> Exercise aim: Retype the listing that follows, exactly as written.

> Data in this exercise:
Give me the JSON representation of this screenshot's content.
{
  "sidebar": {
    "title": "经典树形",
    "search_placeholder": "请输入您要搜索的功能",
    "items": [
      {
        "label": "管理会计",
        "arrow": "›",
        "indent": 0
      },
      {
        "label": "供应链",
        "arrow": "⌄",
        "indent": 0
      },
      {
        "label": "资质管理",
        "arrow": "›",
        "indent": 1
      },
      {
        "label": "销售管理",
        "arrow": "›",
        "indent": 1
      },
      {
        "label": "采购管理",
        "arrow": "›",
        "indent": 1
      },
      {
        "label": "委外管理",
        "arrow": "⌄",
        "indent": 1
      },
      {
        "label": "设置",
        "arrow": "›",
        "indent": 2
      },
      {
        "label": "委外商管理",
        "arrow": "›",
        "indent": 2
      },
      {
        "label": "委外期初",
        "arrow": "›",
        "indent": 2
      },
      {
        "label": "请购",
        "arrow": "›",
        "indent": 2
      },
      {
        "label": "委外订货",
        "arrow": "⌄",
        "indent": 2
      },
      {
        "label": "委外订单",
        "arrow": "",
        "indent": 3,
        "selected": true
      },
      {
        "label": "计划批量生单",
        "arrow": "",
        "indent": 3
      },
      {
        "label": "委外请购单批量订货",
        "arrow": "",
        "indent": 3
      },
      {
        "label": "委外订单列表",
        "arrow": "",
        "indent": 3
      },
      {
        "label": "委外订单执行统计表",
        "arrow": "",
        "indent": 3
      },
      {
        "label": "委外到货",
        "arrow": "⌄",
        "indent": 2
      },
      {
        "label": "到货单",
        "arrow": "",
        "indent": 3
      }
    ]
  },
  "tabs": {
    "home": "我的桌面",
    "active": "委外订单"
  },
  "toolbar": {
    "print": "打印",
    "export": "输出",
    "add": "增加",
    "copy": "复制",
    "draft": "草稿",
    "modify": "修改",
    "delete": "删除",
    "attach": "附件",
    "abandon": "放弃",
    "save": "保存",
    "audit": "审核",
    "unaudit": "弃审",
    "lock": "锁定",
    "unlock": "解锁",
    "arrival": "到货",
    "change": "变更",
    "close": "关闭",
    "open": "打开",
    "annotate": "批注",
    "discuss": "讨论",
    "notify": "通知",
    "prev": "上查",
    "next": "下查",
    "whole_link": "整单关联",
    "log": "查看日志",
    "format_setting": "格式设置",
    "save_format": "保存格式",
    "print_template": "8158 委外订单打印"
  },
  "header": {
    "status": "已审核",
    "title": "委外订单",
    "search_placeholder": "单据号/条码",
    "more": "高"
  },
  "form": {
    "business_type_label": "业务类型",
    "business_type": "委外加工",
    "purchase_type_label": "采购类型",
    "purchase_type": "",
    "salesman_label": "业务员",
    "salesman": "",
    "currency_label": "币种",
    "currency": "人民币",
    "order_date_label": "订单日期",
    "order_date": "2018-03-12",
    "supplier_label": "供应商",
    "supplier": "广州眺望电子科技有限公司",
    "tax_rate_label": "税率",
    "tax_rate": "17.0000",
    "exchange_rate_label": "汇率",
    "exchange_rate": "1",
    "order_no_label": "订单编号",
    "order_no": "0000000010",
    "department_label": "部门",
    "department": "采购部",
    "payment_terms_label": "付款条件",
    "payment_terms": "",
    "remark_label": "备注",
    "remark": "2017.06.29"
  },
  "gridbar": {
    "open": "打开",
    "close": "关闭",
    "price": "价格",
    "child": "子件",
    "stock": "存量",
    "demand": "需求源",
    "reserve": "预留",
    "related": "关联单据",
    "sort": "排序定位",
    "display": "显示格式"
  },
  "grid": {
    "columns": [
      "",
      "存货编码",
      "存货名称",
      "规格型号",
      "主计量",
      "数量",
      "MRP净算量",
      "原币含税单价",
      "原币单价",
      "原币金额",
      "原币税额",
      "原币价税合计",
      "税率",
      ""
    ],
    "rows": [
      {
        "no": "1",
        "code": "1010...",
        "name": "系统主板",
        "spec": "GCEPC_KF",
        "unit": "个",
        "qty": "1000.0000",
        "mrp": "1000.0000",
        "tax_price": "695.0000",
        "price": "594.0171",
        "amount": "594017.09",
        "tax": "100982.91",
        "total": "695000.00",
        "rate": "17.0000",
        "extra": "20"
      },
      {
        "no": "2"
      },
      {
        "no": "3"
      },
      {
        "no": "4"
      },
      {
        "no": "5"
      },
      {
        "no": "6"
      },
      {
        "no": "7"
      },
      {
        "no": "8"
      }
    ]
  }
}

> Response below:
Give me the JSON representation of this screenshot's content.
{
  "sidebar": {
    "title": "经典树形",
    "search_placeholder": "请输入您要搜索的功能",
    "items": [
      {
        "label": "管理会计",
        "arrow": "›",
        "indent": 0
      },
      {
        "label": "供应链",
        "arrow": "⌄",
        "indent": 0
      },
      {
        "label": "资质管理",
        "arrow": "›",
        "indent": 1
      },
      {
        "label": "销售管理",
        "arrow": "›",
        "indent": 1
      },
      {
        "label": "采购管理",
        "arrow": "›",
        "indent": 1
      },
      {
        "label": "委外管理",
        "arrow": "⌄",
        "indent": 1
      },
      {
        "label": "设置",
        "arrow": "›",
        "indent": 2
      },
      {
        "label": "委外商管理",
        "arrow": "›",
        "indent": 2
      },
      {
        "label": "委外期初",
        "arrow": "›",
        "indent": 2
      },
      {
        "label": "请购",
        "arrow": "›",
        "indent": 2
      },
      {
        "label": "委外订货",
        "arrow": "⌄",
        "indent": 2
      },
      {
        "label": "委外订单",
        "arrow": "",
        "indent": 3,
        "selected": true
      },
      {
        "label": "计划批量生单",
        "arrow": "",
        "indent": 3
      },
      {
        "label": "委外请购单批量订货",
        "arrow": "",
        "indent": 3
      },
      {
        "label": "委外订单列表",
        "arrow": "",
        "indent": 3
      },
      {
        "label": "委外订单执行统计表",
        "arrow": "",
        "indent": 3
      },
      {
        "label": "委外到货",
        "arrow": "⌄",
        "indent": 2
      },
      {
        "label": "到货单",
        "arrow": "",
        "indent": 3
      }
    ]
  },
  "tabs": {
    "home": "我的桌面",
    "active": "委外订单"
  },
  "toolbar": {
    "print": "打印",
    "export": "输出",
    "add": "增加",
    "copy": "复制",
    "draft": "草稿",
    "modify": "修改",
    "delete": "删除",
    "attach": "附件",
    "abandon": "放弃",
    "save": "保存",
    "audit": "审核",
    "unaudit": "弃审",
    "lock": "锁定",
    "unlock": "解锁",
    "arrival": "到货",
    "change": "变更",
    "close": "关闭",
    "open": "打开",
    "annotate": "批注",
    "discuss": "讨论",
    "notify": "通知",
    "prev": "上查",
    "next": "下查",
    "whole_link": "整单关联",
    "log": "查看日志",
    "format_setting": "格式设置",
    "save_format": "保存格式",
    "print_template": "8158 委外订单打印"
  },
  "header": {
    "status": "已审核",
    "title": "委外订单",
    "search_placeholder": "单据号/条码",
    "more": "高"
  },
  "form": {
    "business_type_label": "业务类型",
    "business_type": "委外加工",
    "purchase_type_label": "采购类型",
    "purchase_type": "",
    "salesman_label": "业务员",
    "salesman": "",
    "currency_label": "币种",
    "currency": "人民币",
    "order_date_label": "订单日期",
    "order_date": "2018-03-12",
    "supplier_label": "供应商",
    "supplier": "广州眺望电子科技有限公司",
    "tax_rate_label": "税率",
    "tax_rate": "17.0000",
    "exchange_rate_label": "汇率",
    "exchange_rate": "1",
    "order_no_label": "订单编号",
    "order_no": "0000000010",
    "department_label": "部门",
    "department": "采购部",
    "payment_terms_label": "付款条件",
    "payment_terms": "",
    "remark_label": "备注",
    "remark": "2017.06.29"
  },
  "gridbar": {
    "open": "打开",
    "close": "关闭",
    "price": "价格",
    "child": "子件",
    "stock": "存量",
    "demand": "需求源",
    "reserve": "预留",
    "related": "关联单据",
    "sort": "排序定位",
    "display": "显示格式"
  },
  "grid": {
    "columns": [
      "",
      "存货编码",
      "存货名称",
      "规格型号",
      "主计量",
      "数量",
      "MRP净算量",
      "原币含税单价",
      "原币单价",
      "原币金额",
      "原币税额",
      "原币价税合计",
      "税率",
      ""
    ],
    "rows": [
      {
        "no": "1",
        "code": "1010...",
        "name": "系统主板",
        "spec": "GCEPC_KF",
        "unit": "个",
        "qty": "1000.0000",
        "mrp": "1000.0000",
        "tax_price": "695.0000",
        "price": "594.0171",
        "amount": "594017.09",
        "tax": "100982.91",
        "total": "695000.00",
        "rate": "17.0000",
        "extra": "20"
      },
      {
        "no": "2"
      },
      {
        "no": "3"
      },
      {
        "no": "4"
      },
      {
        "no": "5"
      },
      {
        "no": "6"
      },
      {
        "no": "7"
      },
      {
        "no": "8"
      }
    ]
  }
}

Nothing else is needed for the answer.